Component data from apps and pages:
::::::::
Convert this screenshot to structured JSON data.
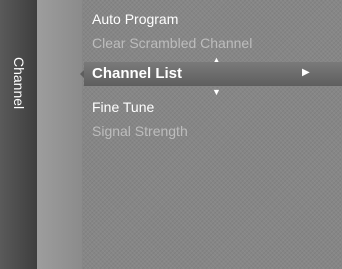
{
  "sidebar": {
    "title": "Channel"
  },
  "icons": [
    {
      "name": "picture-icon"
    },
    {
      "name": "channel-icon"
    },
    {
      "name": "setup-icon"
    },
    {
      "name": "input-icon"
    },
    {
      "name": "support-icon"
    }
  ],
  "menu": {
    "items": [
      {
        "label": "Auto Program",
        "state": "enabled"
      },
      {
        "label": "Clear Scrambled Channel",
        "state": "disabled"
      },
      {
        "label": "Channel List",
        "state": "selected"
      },
      {
        "label": "Fine Tune",
        "state": "enabled"
      },
      {
        "label": "Signal Strength",
        "state": "disabled"
      }
    ],
    "scroll_up": "▲",
    "scroll_down": "▼",
    "submenu_arrow": "▶"
  }
}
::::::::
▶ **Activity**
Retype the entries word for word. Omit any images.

▶ **Result below**
Convert this screenshot to structured JSON data.
{
  "sidebar": {
    "title": "Channel"
  },
  "icons": [
    {
      "name": "picture-icon"
    },
    {
      "name": "channel-icon"
    },
    {
      "name": "setup-icon"
    },
    {
      "name": "input-icon"
    },
    {
      "name": "support-icon"
    }
  ],
  "menu": {
    "items": [
      {
        "label": "Auto Program",
        "state": "enabled"
      },
      {
        "label": "Clear Scrambled Channel",
        "state": "disabled"
      },
      {
        "label": "Channel List",
        "state": "selected"
      },
      {
        "label": "Fine Tune",
        "state": "enabled"
      },
      {
        "label": "Signal Strength",
        "state": "disabled"
      }
    ],
    "scroll_up": "▲",
    "scroll_down": "▼",
    "submenu_arrow": "▶"
  }
}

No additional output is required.